NANCY MARSHALL GENZER: The WHO is expected to recommend that DDT be sprayed inside people's homes to protect them from malaria-carrying mosquitoes while they sleep.

The organization is not recommending that DDT be sprayed outside where it could leech into the environment. Still, Nii Akueteh with Transafrica Forum says African farmers worry their crops might be rejected by buyers afraid of DDT contamination.

NII AKUETEH:"One area of great concern is what is defined as organic, how much residue can be on their produce."

But Nastasha Bilimoria, of Friends of the Global Fight Against AIDS, TB and Malaria says the cost of not preventing malaria outweighs the farmers' concerns.

NASTASHA BILIMORIA:"Malaria is so harmful in Africa it actually leads to $12 billion in lost GDP each year alone."

Bilimoria says a million people die of malaria every year — almost all of them children.

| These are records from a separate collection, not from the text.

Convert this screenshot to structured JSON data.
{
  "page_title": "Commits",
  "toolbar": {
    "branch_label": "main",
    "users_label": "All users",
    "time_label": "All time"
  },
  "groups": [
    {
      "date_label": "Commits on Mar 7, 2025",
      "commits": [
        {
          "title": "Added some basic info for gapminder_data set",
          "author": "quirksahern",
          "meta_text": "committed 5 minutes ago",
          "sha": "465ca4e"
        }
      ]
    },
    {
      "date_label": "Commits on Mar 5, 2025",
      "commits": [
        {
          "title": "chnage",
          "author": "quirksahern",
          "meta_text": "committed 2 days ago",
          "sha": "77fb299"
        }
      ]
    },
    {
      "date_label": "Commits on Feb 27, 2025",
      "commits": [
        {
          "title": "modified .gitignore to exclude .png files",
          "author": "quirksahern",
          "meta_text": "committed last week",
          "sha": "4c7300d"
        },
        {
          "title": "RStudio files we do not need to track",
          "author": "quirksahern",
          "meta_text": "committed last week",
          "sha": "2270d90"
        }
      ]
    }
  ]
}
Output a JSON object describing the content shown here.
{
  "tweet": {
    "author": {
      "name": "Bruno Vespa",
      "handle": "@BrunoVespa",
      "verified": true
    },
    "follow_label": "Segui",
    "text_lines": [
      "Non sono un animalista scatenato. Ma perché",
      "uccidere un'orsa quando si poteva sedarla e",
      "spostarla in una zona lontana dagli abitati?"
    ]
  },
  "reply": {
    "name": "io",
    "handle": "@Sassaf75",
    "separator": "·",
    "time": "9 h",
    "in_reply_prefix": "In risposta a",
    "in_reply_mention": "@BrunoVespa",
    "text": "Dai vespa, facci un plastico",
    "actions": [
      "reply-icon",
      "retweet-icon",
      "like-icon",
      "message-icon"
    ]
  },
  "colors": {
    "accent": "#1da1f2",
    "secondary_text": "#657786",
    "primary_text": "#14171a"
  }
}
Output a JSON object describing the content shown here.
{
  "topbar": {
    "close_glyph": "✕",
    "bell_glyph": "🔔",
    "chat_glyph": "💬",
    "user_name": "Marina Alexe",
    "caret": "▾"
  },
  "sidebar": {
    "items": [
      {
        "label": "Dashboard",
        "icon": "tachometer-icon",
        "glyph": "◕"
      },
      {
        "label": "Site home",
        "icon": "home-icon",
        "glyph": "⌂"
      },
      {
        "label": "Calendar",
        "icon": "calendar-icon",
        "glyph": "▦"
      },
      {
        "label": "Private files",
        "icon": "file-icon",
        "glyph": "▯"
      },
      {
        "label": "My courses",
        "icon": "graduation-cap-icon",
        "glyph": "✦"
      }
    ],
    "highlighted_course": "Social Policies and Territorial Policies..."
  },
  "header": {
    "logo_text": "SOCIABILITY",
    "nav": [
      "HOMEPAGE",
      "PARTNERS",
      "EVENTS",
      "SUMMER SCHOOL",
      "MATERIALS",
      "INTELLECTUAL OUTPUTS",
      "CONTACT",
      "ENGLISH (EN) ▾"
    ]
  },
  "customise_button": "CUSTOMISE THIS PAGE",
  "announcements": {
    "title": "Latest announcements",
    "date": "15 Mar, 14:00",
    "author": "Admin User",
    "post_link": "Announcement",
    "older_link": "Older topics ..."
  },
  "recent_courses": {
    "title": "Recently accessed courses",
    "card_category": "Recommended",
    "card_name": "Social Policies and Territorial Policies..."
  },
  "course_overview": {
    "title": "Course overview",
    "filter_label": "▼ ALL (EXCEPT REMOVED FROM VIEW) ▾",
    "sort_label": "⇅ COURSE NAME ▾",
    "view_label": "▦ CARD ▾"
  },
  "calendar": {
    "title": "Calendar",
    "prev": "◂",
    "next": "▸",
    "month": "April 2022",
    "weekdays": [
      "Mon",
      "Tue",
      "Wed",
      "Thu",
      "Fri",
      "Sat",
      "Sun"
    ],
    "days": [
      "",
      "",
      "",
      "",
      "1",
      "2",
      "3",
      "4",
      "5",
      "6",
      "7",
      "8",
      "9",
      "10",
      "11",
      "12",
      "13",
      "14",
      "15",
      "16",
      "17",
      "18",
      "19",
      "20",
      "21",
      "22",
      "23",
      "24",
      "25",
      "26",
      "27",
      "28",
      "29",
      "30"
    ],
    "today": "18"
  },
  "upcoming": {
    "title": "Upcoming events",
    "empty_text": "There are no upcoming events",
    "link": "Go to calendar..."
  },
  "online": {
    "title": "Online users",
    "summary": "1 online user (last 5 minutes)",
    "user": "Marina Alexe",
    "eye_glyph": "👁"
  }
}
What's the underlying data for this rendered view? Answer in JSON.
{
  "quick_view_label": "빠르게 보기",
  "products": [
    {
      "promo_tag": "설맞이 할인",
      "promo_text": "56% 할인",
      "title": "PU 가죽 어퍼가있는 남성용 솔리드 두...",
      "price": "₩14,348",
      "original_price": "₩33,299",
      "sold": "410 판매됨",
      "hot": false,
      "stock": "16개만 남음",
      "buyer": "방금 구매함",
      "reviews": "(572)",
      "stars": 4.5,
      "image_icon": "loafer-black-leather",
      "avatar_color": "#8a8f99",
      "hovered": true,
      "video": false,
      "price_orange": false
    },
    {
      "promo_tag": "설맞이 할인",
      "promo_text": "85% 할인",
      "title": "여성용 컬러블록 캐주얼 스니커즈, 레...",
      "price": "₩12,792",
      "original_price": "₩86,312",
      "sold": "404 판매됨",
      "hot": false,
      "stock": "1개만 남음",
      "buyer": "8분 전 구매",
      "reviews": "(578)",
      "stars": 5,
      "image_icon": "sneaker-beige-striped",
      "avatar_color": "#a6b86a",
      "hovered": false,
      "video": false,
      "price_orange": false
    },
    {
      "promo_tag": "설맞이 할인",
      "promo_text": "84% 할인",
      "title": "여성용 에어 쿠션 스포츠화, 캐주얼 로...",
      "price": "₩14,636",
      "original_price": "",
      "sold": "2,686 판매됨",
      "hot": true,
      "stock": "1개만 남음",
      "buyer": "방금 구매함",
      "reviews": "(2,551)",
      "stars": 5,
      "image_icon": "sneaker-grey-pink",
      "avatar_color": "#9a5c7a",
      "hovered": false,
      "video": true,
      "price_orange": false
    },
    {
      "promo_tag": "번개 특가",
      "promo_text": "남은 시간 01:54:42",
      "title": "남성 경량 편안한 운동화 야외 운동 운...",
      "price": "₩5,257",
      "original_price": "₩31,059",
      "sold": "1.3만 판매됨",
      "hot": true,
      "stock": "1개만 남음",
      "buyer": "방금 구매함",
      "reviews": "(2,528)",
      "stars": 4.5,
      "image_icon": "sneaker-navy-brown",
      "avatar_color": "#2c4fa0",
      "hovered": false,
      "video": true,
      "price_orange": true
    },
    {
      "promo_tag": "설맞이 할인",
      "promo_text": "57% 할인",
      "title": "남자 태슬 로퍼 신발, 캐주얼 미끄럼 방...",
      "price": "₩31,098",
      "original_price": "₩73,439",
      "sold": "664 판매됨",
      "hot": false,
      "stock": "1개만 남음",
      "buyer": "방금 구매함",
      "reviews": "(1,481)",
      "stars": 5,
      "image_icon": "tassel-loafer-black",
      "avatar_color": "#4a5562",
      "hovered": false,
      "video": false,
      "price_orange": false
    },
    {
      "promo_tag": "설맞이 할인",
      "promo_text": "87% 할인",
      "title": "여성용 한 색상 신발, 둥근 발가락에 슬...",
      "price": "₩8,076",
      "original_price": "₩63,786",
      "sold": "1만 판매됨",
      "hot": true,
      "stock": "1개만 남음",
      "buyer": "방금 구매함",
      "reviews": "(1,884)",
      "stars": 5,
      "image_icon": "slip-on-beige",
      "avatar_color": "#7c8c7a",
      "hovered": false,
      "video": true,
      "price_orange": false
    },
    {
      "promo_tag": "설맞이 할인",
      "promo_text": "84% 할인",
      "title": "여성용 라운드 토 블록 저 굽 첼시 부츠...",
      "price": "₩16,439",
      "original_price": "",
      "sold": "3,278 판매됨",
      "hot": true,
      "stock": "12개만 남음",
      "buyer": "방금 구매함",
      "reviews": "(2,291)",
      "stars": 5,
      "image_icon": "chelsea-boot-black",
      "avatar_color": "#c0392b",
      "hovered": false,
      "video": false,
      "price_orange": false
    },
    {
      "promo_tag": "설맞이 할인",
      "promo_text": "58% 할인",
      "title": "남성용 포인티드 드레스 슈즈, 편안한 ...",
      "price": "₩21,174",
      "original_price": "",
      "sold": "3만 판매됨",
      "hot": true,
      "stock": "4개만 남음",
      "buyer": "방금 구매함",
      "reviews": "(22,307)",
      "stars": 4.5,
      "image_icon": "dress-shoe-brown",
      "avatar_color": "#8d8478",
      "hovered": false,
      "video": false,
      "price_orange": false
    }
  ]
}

In Washington, I'm Nancy Marshall Genzer for Marketplace.